Written by Claudio Collovà
What comes to your mind if we say ‘impact assessment’?
Ex-ante impact assessment analyses the likely effects of important policy initiatives, including draft laws, and the reasoning behind them, before European institutions take a decision on them.
The EU institutions have been doing this for over 10 years, attempting to improve the quality of legislation and to move towards more evidence-based policy making.
The European Commission has produced more than 700 impact assessments since 2007, 250 of which have been issued since 2012. The European Parliament scrutinises the work of the Commission to see that its analyses meet set quality standards. Parliament’s impact assessment service has published over 100 pieces of work to this end since June 2012. Parliament also sometimes produces its own impact assessments on Commission proposals and on its own amendments to those proposals. The Council of Ministers, for its part, has recently asked its working groups to consider the Commission’s impact assessment in detail before looking at the substance of any proposal for new legislation.
Impact assessment is a tool for political decision-makers, from European Commissioners, to Members of the European Parliament, to Ministers. It helps them in taking decisions.
Impact assessment aims to answering simple questions. What is the problem? What should we do about it? Who should act? What are the options? What would they result in? Who would be affected? How can we check on progress afterwards?
The answers given to these questions should be supported by evidence and balanced, across the economic, social and environmental dimensions; across the 28 countries that make up the European Union, and beyond, taking account of the interests of all concerned. Not an easy task, you may say.

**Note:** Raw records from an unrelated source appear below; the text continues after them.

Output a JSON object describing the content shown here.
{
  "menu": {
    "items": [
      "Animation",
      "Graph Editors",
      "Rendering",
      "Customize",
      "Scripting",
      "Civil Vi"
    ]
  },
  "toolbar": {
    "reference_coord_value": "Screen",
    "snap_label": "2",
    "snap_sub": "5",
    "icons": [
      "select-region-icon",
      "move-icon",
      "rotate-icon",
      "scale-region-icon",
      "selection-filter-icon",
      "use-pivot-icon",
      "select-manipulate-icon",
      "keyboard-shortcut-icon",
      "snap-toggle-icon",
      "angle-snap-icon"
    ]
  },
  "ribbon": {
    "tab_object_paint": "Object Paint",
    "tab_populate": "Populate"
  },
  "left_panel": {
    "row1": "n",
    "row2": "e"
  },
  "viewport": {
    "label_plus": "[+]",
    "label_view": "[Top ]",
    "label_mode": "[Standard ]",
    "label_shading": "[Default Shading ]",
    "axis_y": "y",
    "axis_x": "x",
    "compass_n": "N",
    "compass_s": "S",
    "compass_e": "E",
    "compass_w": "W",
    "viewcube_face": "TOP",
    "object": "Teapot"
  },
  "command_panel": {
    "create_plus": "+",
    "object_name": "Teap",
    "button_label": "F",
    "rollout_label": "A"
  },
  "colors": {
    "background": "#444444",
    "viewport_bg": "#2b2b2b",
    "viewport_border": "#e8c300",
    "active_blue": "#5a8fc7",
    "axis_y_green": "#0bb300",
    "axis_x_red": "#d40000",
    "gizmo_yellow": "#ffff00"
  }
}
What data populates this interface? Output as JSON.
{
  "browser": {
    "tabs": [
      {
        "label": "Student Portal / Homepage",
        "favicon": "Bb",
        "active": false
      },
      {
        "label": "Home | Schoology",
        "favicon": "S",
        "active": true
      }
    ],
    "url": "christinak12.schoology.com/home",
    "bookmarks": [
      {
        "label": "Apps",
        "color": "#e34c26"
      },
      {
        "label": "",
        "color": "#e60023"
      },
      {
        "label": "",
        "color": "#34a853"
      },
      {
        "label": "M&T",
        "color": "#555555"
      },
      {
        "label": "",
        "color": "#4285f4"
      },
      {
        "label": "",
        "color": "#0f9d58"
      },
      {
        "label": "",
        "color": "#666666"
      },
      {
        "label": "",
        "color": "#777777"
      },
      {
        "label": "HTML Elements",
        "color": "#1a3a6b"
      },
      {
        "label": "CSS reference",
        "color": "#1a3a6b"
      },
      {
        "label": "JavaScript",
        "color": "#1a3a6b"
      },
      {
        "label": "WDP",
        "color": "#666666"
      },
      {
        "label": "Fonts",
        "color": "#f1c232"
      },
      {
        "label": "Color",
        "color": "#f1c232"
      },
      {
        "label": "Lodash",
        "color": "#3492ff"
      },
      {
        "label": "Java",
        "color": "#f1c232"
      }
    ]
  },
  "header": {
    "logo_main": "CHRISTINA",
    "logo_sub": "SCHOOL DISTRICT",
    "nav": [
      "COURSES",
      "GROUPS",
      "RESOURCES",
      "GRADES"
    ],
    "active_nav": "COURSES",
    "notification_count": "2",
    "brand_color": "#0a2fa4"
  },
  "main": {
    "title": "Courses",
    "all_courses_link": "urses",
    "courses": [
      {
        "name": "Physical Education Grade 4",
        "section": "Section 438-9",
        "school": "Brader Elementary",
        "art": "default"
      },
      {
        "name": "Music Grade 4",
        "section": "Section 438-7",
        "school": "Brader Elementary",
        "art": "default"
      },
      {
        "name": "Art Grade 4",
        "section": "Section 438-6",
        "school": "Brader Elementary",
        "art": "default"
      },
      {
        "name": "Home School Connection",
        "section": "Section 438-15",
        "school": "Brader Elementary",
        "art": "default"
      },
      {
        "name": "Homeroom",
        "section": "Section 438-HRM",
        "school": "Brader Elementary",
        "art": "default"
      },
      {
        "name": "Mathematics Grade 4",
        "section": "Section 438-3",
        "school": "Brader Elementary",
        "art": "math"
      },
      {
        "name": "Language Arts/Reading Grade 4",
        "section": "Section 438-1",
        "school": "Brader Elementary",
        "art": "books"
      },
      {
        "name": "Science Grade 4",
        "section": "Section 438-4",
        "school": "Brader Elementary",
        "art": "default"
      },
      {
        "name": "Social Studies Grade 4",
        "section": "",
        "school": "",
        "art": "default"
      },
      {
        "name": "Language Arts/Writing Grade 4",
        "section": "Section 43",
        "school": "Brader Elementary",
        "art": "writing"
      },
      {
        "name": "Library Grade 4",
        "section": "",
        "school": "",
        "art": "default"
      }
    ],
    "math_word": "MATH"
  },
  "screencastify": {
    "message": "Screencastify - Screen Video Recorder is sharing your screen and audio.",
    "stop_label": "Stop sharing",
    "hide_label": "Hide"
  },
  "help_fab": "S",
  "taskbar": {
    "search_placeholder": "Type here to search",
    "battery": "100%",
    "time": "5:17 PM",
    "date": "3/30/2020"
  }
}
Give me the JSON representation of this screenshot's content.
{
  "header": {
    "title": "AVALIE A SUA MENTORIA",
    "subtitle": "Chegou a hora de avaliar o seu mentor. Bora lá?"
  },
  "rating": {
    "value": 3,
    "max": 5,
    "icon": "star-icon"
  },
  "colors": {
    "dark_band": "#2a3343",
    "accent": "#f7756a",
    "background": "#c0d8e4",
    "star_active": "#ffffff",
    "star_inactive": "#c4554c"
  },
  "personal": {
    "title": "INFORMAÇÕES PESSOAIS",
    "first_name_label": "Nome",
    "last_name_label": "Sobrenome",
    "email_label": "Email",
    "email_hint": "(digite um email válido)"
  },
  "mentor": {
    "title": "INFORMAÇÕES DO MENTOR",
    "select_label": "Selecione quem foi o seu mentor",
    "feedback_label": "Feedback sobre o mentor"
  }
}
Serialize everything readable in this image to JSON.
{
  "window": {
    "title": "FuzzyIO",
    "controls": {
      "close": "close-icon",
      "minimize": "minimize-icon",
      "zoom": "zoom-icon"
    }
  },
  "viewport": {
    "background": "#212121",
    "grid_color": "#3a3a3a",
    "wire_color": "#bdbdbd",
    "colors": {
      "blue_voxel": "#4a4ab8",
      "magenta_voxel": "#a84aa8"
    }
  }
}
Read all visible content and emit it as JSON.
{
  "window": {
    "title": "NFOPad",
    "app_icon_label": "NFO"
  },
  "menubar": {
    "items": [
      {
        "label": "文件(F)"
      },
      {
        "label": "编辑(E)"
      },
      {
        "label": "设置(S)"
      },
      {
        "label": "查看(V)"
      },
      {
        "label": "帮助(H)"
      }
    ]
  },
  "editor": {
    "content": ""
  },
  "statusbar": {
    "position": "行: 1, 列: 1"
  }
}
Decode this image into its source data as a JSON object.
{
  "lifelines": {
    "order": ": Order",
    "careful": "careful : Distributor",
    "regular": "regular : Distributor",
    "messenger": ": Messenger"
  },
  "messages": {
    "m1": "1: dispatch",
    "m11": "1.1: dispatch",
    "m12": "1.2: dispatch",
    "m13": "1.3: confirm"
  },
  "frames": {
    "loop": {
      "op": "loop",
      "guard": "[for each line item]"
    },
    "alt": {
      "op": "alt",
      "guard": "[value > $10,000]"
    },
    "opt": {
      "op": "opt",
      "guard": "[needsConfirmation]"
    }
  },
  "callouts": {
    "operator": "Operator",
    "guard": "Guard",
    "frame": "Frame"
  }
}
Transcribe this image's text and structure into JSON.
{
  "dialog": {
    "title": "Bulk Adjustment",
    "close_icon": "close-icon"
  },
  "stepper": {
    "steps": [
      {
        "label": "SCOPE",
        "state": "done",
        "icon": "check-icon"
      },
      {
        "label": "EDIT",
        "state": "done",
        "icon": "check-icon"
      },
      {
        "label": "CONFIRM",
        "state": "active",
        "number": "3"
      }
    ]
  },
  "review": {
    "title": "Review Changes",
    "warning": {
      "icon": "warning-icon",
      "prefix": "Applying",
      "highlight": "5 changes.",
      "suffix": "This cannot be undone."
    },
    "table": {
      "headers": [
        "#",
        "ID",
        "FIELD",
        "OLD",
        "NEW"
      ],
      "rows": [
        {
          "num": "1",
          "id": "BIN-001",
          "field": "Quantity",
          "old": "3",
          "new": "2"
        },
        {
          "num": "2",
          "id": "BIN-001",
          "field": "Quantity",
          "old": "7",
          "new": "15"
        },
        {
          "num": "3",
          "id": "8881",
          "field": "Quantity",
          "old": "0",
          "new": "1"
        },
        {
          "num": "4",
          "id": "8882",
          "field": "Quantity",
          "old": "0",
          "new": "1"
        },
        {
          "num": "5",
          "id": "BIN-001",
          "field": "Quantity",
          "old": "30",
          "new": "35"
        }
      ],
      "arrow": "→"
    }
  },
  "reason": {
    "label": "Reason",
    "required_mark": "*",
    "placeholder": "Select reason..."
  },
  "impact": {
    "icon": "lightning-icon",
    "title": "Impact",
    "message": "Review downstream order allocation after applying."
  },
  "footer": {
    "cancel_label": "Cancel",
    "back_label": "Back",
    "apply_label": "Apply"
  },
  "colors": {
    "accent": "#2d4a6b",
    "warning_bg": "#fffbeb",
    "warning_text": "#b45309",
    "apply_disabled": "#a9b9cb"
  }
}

‘I not only use all the brains I have, but all I can borrow.’ Woodrow Wilson said.
If we use all the brains we have within the EU institutions, and, most importantly, if we use all the brains we can borrow outside, we, in the EU institutions, can attempt to answer these questions. It is only by listening to those most directly affected that we can be sure that decisions are being taken in full knowledge of the facts.
Empowering through knowledge.